→ **DATA RECORDS**
++++++
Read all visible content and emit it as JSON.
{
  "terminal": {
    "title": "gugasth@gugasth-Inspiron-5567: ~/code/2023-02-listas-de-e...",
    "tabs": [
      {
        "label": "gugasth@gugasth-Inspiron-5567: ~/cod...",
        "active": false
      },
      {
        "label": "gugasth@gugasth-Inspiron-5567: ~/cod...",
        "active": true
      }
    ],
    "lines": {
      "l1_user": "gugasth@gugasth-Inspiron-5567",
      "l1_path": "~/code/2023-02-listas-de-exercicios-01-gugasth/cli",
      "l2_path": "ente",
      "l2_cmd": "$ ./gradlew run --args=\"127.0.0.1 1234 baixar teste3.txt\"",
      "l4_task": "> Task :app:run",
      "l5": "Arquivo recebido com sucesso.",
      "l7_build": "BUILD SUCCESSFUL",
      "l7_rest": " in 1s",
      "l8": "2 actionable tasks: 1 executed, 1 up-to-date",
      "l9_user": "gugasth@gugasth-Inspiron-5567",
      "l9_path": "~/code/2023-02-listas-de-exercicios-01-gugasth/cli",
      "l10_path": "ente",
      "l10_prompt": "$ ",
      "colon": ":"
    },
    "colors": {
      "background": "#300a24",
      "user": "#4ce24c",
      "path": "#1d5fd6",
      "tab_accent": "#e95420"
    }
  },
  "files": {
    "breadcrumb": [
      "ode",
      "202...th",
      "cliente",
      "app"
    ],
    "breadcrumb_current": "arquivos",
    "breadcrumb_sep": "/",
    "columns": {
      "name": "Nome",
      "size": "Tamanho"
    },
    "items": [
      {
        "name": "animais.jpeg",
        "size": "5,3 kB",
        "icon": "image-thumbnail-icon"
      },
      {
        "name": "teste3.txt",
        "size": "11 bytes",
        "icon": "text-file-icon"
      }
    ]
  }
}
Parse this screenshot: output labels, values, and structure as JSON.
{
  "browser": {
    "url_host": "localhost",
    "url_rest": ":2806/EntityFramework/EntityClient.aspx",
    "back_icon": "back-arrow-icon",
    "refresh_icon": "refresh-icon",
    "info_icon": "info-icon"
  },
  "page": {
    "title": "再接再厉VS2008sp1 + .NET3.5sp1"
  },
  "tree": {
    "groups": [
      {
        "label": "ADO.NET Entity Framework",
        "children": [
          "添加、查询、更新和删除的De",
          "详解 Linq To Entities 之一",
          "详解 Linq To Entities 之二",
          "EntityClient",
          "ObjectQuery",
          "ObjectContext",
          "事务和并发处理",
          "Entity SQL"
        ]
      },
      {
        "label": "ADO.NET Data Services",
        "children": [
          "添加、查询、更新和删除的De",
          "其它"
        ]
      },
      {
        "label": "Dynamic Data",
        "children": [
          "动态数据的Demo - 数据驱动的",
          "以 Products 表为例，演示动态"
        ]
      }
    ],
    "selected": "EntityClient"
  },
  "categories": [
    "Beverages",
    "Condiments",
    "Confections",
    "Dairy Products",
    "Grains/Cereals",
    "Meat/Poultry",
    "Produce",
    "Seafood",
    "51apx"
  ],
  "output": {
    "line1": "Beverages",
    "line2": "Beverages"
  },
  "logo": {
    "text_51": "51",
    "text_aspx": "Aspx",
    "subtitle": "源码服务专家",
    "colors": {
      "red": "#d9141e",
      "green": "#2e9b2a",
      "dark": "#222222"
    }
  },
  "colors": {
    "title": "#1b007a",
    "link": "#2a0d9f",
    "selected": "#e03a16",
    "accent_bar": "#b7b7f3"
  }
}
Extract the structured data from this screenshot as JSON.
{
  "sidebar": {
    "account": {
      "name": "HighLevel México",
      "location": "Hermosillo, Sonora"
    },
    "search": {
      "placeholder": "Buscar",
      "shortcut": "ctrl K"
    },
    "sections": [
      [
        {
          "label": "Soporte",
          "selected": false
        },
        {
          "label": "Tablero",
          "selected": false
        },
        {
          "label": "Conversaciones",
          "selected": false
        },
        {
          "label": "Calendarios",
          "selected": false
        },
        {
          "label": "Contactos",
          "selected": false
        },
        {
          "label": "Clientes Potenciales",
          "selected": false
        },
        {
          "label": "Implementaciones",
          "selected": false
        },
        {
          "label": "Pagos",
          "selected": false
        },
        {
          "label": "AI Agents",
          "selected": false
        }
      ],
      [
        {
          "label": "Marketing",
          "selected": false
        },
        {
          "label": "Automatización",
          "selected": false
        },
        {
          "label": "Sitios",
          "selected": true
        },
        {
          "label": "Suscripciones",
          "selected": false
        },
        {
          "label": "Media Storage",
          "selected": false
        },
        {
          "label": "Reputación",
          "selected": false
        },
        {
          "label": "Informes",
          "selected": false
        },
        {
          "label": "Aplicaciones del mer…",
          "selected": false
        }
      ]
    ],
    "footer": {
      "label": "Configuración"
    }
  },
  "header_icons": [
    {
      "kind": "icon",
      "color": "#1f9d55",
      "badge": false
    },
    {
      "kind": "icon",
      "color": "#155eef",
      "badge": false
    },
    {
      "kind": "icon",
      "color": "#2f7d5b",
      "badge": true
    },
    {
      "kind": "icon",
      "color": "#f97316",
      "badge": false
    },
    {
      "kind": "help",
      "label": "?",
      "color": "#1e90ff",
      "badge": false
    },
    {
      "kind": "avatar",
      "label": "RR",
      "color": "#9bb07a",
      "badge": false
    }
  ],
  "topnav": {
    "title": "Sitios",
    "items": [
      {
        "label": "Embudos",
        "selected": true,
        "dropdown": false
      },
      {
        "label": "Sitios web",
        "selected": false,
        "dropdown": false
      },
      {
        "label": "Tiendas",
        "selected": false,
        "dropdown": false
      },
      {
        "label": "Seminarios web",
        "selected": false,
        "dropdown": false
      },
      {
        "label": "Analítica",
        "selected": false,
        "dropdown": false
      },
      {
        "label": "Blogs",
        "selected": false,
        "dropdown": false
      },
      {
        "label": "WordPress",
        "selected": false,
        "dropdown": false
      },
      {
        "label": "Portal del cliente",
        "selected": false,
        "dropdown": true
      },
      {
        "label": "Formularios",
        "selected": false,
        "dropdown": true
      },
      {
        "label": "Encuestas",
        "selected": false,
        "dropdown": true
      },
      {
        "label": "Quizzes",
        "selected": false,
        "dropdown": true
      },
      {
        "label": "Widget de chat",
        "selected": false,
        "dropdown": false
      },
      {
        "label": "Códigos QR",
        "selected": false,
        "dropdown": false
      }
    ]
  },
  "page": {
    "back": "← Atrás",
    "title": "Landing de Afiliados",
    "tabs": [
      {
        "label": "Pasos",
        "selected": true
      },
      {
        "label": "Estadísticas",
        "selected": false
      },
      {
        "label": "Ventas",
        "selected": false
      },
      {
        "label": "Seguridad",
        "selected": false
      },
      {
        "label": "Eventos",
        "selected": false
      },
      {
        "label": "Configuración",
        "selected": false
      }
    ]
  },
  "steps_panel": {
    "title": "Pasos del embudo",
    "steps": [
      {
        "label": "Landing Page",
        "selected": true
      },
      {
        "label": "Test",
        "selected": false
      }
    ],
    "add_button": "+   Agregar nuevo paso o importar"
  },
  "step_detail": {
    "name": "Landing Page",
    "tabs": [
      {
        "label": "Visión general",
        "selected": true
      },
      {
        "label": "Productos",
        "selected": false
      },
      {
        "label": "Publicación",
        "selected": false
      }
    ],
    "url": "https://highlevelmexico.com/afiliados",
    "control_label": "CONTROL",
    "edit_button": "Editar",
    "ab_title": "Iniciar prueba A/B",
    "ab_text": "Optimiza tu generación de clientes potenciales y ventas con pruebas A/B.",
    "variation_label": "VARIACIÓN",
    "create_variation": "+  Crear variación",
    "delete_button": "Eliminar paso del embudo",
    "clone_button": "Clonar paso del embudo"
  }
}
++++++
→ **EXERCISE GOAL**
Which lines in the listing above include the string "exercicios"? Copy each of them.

→ **TASK RESULT**
      "l1_path": "~/code/2023-02-listas-de-exercicios-01-gugasth/cli",
      "l9_path": "~/code/2023-02-listas-de-exercicios-01-gugasth/cli",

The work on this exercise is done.